3.7 Final Thoughts

When you use the Needleman-Wunsch or Smith-Waterman algorithms to find the maximum scoring alignment, you're playing by computational, not biological, rules. As a result, the maximum scoring alignment only approximates the truth. However, even if all the nuances of biology were clear and you could code this in a computer algorithm, you might still favor the approximation because the computational cost of the correct algorithm can be excessive. In any case, the fact that you can align the unrelated words pelican and coelacanth merits consideration. It's possible to align any sequence; finding proper meaning in alignments is up to the user, not the algorithm.

For more information on the Perl programming language, consider these books:

Christiansen, Tom and Nathan Torkington, Perl Cookbook (O'Reilly & Associates).

Schwartz, Randal L. and Tom Phoenix, Learning Perl (O'Reilly).

Tisdall, James, Beginning Perl for Bioinformatics (O'Reilly).

Wall, Larry, Tom Christiansen, and Jon Orwant, Programming Perl (O'Reilly).

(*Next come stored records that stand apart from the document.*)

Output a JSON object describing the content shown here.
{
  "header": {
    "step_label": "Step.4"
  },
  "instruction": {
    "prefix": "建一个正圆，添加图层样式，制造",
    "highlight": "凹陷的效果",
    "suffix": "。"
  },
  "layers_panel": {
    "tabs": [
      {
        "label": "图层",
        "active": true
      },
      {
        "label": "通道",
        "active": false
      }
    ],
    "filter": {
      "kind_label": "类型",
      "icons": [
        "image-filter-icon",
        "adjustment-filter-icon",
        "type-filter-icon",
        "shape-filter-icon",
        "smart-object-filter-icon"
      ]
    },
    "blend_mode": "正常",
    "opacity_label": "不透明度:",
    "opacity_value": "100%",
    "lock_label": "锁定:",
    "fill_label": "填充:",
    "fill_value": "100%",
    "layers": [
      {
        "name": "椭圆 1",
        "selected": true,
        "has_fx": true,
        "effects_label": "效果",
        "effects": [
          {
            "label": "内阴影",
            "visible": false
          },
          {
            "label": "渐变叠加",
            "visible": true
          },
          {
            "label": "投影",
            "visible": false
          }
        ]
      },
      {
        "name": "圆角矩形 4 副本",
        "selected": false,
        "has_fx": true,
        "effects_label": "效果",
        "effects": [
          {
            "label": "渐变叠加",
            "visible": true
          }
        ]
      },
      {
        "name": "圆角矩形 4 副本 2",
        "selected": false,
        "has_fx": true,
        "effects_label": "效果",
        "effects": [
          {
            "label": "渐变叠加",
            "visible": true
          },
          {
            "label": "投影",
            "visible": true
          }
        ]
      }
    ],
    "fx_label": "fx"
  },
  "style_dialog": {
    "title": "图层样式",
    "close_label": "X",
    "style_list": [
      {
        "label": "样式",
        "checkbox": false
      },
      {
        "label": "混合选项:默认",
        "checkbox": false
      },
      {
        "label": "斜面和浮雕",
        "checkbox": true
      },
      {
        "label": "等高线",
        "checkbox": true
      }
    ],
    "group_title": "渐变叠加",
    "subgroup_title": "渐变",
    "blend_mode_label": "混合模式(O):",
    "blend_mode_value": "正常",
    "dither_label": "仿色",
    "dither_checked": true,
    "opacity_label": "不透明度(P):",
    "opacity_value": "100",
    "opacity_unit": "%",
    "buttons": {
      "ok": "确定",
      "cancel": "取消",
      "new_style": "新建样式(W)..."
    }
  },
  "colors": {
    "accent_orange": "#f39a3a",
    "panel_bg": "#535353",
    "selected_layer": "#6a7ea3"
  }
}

The following texts are indispensable resources for information on sequence alignment and algorithms in general:

Cormen, Thomas H. et al., Introduction to Algorithms (MIT Press).

Gusfield, Dan, Algorithms on Strings, Trees, and Sequences: Computer Science and Computational Biology (Cambridge University Press).

﻿﻿